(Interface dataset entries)
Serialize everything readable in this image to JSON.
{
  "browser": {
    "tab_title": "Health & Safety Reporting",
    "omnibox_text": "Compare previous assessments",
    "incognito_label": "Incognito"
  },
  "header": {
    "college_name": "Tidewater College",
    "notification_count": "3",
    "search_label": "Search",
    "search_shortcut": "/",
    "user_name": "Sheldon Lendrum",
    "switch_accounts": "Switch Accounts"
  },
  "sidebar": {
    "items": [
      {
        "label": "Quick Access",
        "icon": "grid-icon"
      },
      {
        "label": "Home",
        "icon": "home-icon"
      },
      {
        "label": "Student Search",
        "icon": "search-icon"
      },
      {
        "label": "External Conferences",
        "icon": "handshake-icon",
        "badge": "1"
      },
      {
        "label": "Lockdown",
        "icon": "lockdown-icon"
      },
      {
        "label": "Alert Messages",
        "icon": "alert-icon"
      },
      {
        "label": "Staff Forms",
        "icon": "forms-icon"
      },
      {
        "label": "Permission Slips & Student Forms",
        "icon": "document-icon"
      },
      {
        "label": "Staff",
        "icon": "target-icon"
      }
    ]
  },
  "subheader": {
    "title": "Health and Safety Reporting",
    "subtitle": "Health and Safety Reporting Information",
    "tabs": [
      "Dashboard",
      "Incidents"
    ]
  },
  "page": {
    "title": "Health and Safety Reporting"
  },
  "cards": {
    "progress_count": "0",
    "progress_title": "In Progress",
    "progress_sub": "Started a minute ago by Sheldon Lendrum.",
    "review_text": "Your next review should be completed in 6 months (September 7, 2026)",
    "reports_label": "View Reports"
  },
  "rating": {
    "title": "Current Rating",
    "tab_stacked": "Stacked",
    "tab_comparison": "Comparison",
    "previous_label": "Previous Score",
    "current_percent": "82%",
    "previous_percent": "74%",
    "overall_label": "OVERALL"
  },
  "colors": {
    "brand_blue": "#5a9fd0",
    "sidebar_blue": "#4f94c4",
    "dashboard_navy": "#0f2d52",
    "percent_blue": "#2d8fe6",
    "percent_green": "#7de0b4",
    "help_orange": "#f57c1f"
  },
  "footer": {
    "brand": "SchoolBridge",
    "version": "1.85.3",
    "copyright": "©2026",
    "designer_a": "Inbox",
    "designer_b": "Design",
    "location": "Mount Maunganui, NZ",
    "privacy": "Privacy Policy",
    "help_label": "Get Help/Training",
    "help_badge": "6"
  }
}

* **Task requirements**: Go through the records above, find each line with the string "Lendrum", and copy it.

* **Answer to this exercise**:
    "user_name": "Sheldon Lendrum",
    "progress_sub": "Started a minute ago by Sheldon Lendrum.",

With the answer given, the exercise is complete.